Obituary: William Cotton Downing

Roanoke Beacon
March 14, 1890

In Memoriam
Our community was painfully shocked on Saturday morning last, the 8th inst., by the receipt of a telegram from Turtle Creek, Penn., the adopted home of the deceased, that Wm. Cotton Downing was dead, his death occurring suddenly in Asheville, N.C., on Thursday, the 6th inst.

He had been visiting the mountain section of North Carolina on a business tour with friends from Pittsburg, and a letter received by him who pens this humble tribute to his memory, spoke hopefully of the work he was engaged in and in most cheering terms of himself.  His purpose then, was to make a visit to Eastern Carolina, and this, his old home after completing his work in the West before returning to Pennsylvania.
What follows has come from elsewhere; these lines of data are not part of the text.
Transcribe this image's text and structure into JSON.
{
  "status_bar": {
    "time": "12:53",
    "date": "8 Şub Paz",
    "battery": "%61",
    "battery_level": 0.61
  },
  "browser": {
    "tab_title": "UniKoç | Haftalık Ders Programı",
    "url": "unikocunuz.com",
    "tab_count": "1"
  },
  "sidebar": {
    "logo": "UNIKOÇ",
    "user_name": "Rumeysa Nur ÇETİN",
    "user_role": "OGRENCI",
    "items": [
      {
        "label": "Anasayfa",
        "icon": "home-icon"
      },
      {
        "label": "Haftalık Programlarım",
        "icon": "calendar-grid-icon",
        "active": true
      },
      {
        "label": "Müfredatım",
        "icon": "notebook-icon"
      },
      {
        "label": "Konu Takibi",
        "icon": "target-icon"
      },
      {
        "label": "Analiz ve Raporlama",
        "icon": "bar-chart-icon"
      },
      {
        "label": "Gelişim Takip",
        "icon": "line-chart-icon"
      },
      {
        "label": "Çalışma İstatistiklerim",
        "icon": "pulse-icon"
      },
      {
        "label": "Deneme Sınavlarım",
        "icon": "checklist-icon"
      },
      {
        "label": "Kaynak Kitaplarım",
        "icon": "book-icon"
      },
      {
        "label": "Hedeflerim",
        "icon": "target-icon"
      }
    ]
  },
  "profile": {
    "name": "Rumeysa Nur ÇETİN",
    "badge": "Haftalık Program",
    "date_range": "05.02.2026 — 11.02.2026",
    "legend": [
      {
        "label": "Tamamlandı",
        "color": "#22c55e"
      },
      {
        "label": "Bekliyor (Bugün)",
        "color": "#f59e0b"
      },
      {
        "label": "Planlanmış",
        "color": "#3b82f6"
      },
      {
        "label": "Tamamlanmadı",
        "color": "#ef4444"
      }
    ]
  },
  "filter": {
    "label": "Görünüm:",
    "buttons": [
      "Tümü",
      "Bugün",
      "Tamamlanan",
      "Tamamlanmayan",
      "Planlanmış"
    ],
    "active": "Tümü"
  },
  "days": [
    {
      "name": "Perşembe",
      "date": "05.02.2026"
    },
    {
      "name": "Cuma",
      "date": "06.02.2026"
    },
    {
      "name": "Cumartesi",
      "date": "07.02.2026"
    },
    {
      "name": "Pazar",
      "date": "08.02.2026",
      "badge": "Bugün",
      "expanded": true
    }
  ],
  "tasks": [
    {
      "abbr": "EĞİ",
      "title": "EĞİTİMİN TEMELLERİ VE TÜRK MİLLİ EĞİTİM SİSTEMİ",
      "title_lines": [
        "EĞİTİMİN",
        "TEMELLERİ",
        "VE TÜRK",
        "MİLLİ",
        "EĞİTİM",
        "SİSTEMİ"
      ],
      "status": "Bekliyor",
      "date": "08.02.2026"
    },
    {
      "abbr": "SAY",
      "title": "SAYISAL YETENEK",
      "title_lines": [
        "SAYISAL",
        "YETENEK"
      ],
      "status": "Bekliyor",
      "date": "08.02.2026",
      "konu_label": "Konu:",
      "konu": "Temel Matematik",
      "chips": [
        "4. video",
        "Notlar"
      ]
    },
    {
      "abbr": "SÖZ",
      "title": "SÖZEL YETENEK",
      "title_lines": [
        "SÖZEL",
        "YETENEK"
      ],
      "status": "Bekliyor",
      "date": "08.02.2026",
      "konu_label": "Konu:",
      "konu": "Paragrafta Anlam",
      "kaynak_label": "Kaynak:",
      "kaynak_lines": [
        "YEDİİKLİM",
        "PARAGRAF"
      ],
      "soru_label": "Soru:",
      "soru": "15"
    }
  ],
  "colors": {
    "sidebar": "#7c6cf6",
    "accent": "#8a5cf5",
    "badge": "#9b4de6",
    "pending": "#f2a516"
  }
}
But alas! For human hope or purpose.  The glad expectancy of meeting our dear and honored friend is turned into tears of disappointment in this sad, sudden notice that he has been called away from earth forever, and for the warm welcome we trusted to give him when he should have returned among us, we come instead with sorrowful heart to lay this memorial tribute upon his bier.

Wm. Cotton Downing was the oldest son of Harry Downing and Mary Elizabeth his wife, of Lee’s Mills, and old and honored family of this county, and was born April 10th 1850.  He spent the days of his boyhood at the old homestead near there, receiving his early educational training which was wisely and efficiently supplemented by the careful instruction of his parents.  Later he became a pupil of the Bingham School in Orange county, an institution no less than its high standard for morals and discipline, and here the young student gave evidence first of the talent which was to distinguish him in after life, by his apt scholarship and literary tastes.

At the close of the war, (in which he did not participate owing to his extreme  youth), he took a course of business studies at Poughkeepsie, N.Y., returned to his home in Washington county and entered upon a farmers life, which pursuit he followed uninterruptedly until his removal from us in 1883.

The pleasures as well as the engagements of this vocation were of such character as to forbid him courting the distractions of public life, although his county tendered him not infrequently positions of honor and confidence whose duties he discharged with intelligence and highest acceptability when prevailed upon to accept the trust.  His excellent services as a member of the educational board for the county and for years as a most useful magistrate fully justify the wisdom of his selection for those important places.

But it was in the field of poetry that Mr. Downing was to win his most enduring reputation, his mental gifts being more pronounced of this order and his nature preeminently fashioned in this mould.  Thoughtful, imaginative, earnest in his sympathies and quick of perception of whatever was beautiful or true in life or nature, his being was well attuned to the expression of poetic thought, and the many tender verses he has left behind will live for years to come as an evidence that his talent was far above mediocrity.  A devoted and loving son of the Southland, his heart sympathizing fully with all her misfortunes and sorrows, his finest efforts, perhaps, are those which portray the story of her sufferings in the civil war, the heroism of her soldiery, the self denial and patriotism of her people in that fateful struggle and glory of her departed leaders.  Here his fancy found tenderest play as the memories of its better days before civil strife began, were contrasted with the gloom and d<…>lation which followed defeat, when sorrow sat by every fireside and all that was left to console us in bereavement was the sad yet tender light which played around the memories of those who had died to make it otherwise.

Other contributions of his to the State press and for journals outside of our borders showed that he was possessed too of great general information on matters pertaining to the material advancement of North Carolina in the changed order of things, presenting with force and truth, fullness her great resources, the need of their development and the opportunity offered to enterprise and capital to invest among us.  In this he did the State good service which should be gratefully remembered.

He was a genial, sincere warm hearted friend, faithful in every emergency, given to hospitality in its purest and most generous s<…> and courageous in every conviction which came to test loyalty.

As husband and father he was gentle, affectionate and kind, and his home made through these gracious qualities a place of liberal, unaffected, wooing welcome to guest and family alike.  There was no place among us where the word “domesticity,” – sacred to the household god – meant more than it did at the quiet home of “Mapeloke.”
Above all he was an earnest and devoted believer in the christian religion and reverenced God and his Savior with unfaltering trust and affection.  Years ago he became a member of the Episcopal church and lived and died in its communion.

Such briefly was the life and character of our departed friend – upon whom, in God’s providence, the eternal peace was given to fail at last, in his native State and in its lovliest and most beautiful portion.  His latest verses – reproduced elsewhere in these columns – was a loving tribute to the fair laud and city where he breathed his last and the motherland which met his last sight of earth.  Pence to his ashes and blessings upon his memory.  – T.S.A.